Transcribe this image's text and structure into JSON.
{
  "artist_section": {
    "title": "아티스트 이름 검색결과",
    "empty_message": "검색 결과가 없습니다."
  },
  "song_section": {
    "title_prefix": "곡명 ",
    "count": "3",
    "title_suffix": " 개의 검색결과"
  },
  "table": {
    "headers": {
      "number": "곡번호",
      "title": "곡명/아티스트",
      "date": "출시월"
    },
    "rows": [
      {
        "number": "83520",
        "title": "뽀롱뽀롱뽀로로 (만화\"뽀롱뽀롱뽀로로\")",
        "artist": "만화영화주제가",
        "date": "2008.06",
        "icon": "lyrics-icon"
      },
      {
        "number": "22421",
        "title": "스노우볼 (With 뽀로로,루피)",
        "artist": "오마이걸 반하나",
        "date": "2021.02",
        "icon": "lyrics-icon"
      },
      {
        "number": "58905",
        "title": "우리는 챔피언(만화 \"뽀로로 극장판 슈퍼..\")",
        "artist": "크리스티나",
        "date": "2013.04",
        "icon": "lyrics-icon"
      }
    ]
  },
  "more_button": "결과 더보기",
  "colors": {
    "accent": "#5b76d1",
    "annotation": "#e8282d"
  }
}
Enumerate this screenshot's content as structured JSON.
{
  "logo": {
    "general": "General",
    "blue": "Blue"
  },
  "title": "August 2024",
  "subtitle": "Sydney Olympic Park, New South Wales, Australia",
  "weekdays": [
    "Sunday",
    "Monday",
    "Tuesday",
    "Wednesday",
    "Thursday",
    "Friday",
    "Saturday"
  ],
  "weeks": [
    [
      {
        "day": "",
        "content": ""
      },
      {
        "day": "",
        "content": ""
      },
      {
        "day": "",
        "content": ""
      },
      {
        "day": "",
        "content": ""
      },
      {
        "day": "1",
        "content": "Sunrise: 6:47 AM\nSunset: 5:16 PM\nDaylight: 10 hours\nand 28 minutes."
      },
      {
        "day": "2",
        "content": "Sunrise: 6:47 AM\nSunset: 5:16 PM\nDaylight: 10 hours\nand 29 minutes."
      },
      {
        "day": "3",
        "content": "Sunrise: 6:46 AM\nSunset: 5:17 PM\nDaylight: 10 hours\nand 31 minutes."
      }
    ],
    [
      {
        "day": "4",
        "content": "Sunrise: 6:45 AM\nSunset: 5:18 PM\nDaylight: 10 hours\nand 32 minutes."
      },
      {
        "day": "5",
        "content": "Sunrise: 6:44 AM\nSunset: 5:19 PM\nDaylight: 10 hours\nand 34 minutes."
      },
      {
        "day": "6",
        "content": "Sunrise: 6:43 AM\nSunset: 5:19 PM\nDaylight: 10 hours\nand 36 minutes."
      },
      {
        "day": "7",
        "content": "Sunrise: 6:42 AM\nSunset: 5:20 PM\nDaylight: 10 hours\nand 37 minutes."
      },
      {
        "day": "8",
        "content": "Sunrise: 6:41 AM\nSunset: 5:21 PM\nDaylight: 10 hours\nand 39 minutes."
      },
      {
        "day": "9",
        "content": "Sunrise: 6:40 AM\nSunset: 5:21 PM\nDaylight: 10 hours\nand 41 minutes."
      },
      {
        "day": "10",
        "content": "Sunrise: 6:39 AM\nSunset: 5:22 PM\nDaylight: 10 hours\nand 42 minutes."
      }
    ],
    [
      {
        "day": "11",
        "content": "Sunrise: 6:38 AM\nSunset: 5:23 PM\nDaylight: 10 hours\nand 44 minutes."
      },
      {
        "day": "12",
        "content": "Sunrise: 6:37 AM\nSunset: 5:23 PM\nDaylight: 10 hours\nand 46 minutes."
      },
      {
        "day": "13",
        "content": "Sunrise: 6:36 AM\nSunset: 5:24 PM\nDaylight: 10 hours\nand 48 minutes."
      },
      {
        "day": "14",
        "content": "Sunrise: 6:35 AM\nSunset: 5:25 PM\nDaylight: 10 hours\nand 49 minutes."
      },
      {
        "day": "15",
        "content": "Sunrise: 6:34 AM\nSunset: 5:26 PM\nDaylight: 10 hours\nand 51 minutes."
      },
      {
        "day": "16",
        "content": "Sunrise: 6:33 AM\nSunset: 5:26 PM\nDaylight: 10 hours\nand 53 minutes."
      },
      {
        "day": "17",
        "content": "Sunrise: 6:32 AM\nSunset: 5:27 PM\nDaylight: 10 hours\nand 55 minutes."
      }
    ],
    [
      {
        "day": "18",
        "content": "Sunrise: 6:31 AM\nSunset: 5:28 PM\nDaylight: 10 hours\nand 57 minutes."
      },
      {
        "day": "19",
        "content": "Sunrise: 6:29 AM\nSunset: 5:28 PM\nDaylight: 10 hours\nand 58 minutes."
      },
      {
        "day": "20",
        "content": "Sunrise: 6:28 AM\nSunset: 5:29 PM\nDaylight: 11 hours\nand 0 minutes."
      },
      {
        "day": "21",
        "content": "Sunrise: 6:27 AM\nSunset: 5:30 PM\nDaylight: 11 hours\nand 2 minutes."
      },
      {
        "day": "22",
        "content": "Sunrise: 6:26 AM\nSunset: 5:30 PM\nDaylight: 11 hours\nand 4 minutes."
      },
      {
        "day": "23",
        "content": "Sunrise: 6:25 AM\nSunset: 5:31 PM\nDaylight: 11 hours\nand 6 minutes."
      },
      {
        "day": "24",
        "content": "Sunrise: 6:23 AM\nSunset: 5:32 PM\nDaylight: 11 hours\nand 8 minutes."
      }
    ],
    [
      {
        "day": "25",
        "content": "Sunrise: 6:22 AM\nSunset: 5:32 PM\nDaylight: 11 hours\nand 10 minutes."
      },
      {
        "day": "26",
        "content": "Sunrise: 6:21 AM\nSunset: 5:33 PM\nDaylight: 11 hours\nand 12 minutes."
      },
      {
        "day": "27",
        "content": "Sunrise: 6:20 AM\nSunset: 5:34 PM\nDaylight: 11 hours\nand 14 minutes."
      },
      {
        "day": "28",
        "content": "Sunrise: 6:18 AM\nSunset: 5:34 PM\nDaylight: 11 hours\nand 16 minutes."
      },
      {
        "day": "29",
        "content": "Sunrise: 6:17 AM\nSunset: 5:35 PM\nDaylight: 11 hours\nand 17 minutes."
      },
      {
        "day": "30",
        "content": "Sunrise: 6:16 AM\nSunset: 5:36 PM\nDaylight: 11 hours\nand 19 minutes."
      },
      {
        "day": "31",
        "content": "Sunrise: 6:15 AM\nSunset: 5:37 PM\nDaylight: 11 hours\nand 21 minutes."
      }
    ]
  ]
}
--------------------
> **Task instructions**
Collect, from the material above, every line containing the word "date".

> **The completed task**
      "date": "출시월"
        "date": "2008.06",
        "date": "2021.02",
        "date": "2013.04",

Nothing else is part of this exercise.